[9] A. Cerpa, J. Elson, D. Estrin, L. Girod, M. Hamilton, and J. Zhao, Habitat Monitoring: Application Author Biographies Driver for Wireless Communications Technology, in Proc. ACM SIGCOMM Workshop on Data Com- Sameer Tilak is pursuing an MS degree in computer munications in Latin America and the Caribbean, science at the Computer Science Department at SUNY Apr. 2001. Binghamton. He received his B.E. degree in computer engineering from Pune Institute of Computer Technology [10] Alec Woo and David Culler., A Transmission Con- (Poona University, India) in 1999. His research interests trol Scheme for Media Access in Sensor Networks., lie in protocols for wireless and mobile networks, particin Mobicom 2001, 2001. ularly sensor networks, and operating systems. [11] Internet Engineering Task Force MANET Working Group, Mobile ad hoc networks (MANET) Nael Abu-Ghazaleh is an Assistant Professor at the Comcharter, http://www.ietf.org/html.charters/manetputer Science Department at the State University of New charter.html. York, Binghamton. He received his MS and PhD degrees [12] D. Tennenhouse, J. Smith, W. Sincoskie, D. Wether- in computer engineering from the University of Cincinall, and G. Minden, A survey of active network re- nati in 1994 and 1997 respectively. His research interests search, IEEE Communications Magazine, vol. 35, are in mobile computing and networking, computer architecture, and parallel processing. no. 1, pp. 8086, Jan. 1997. [13] IETF MobileIP Working Group Internet Draft, http://www.ietf.org/rfc/rfc2002.txt, 1996. Wendi Heinzelman is an Assistant Professor in the Department of Electrical and Computer Engineering at the [14] D. Johnson, D. Maltz, Y-C. Hu, and J. Jetcheva, University of Rochester.
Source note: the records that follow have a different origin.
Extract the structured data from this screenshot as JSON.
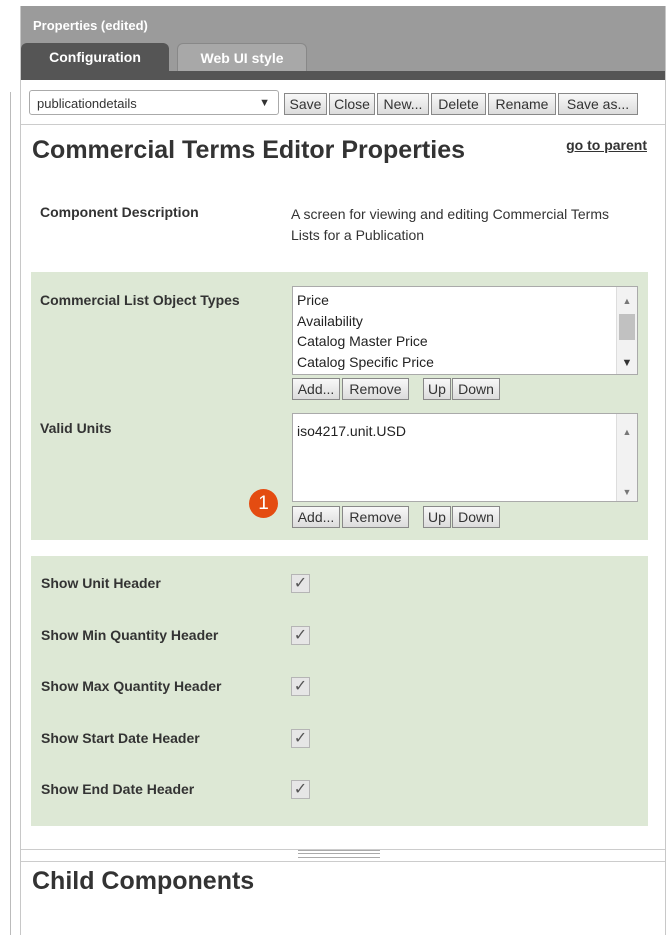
{
  "panel": {
    "title": "Properties (edited)",
    "tabs": [
      {
        "label": "Configuration",
        "active": true
      },
      {
        "label": "Web UI style",
        "active": false
      }
    ]
  },
  "toolbar": {
    "select_value": "publicationdetails",
    "dropdown_arrow": "▼",
    "buttons": [
      "Save",
      "Close",
      "New...",
      "Delete",
      "Rename",
      "Save as..."
    ]
  },
  "main": {
    "heading": "Commercial Terms Editor Properties",
    "parent_link": "go to parent",
    "component_description_label": "Component Description",
    "component_description": "A screen for viewing and editing Commercial Terms Lists for a Publication",
    "object_types_label": "Commercial List Object Types",
    "object_types": [
      "Price",
      "Availability",
      "Catalog Master Price",
      "Catalog Specific Price"
    ],
    "valid_units_label": "Valid Units",
    "valid_units": [
      "iso4217.unit.USD"
    ],
    "list_buttons": {
      "add": "Add...",
      "remove": "Remove",
      "up": "Up",
      "down": "Down"
    },
    "badge": "1",
    "checkboxes": [
      {
        "label": "Show Unit Header",
        "checked": true
      },
      {
        "label": "Show Min Quantity Header",
        "checked": true
      },
      {
        "label": "Show Max Quantity Header",
        "checked": true
      },
      {
        "label": "Show Start Date Header",
        "checked": true
      },
      {
        "label": "Show End Date Header",
        "checked": true
      }
    ],
    "check_glyph": "✓",
    "child_heading": "Child Components"
  },
  "colors": {
    "accent_green": "#dde8d5",
    "badge": "#e44c11",
    "tab_active": "#555555"
  }
}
She received the B.S. degree in The dynamic source routing protocol for mobile ad Electrical Engineering from Cornell University in 1995 hoc networks, Internet Draft, Internet Engineering and the M.S. and Ph.D. degrees in Electrical EngineerTask Force, Mar. 2001, http://www.ietf.org/internet- ing and Computer Science from MIT in 1997 and 2000 drafts/draft-ietf-manet-dsr-05.txt. respectively. Her current research interests are in ad-hoc wireless protocol architectures, sensor networks, and mul[15] C. Perkins, E. Royer, and S. Das, Ad hoc on- timedia communication. She is a member of Sigma Xi, demand distance vector (aodv) routing, Inter- the IEEE, and the ACM. net Draft, Internet Engineering Task Force, Mar. 2001, http://www.ietf.org/internet-drafts/draft-ietfmanet-aodv-08.txt.
Mobile Computing and Communications Review, Volume 1, Number 2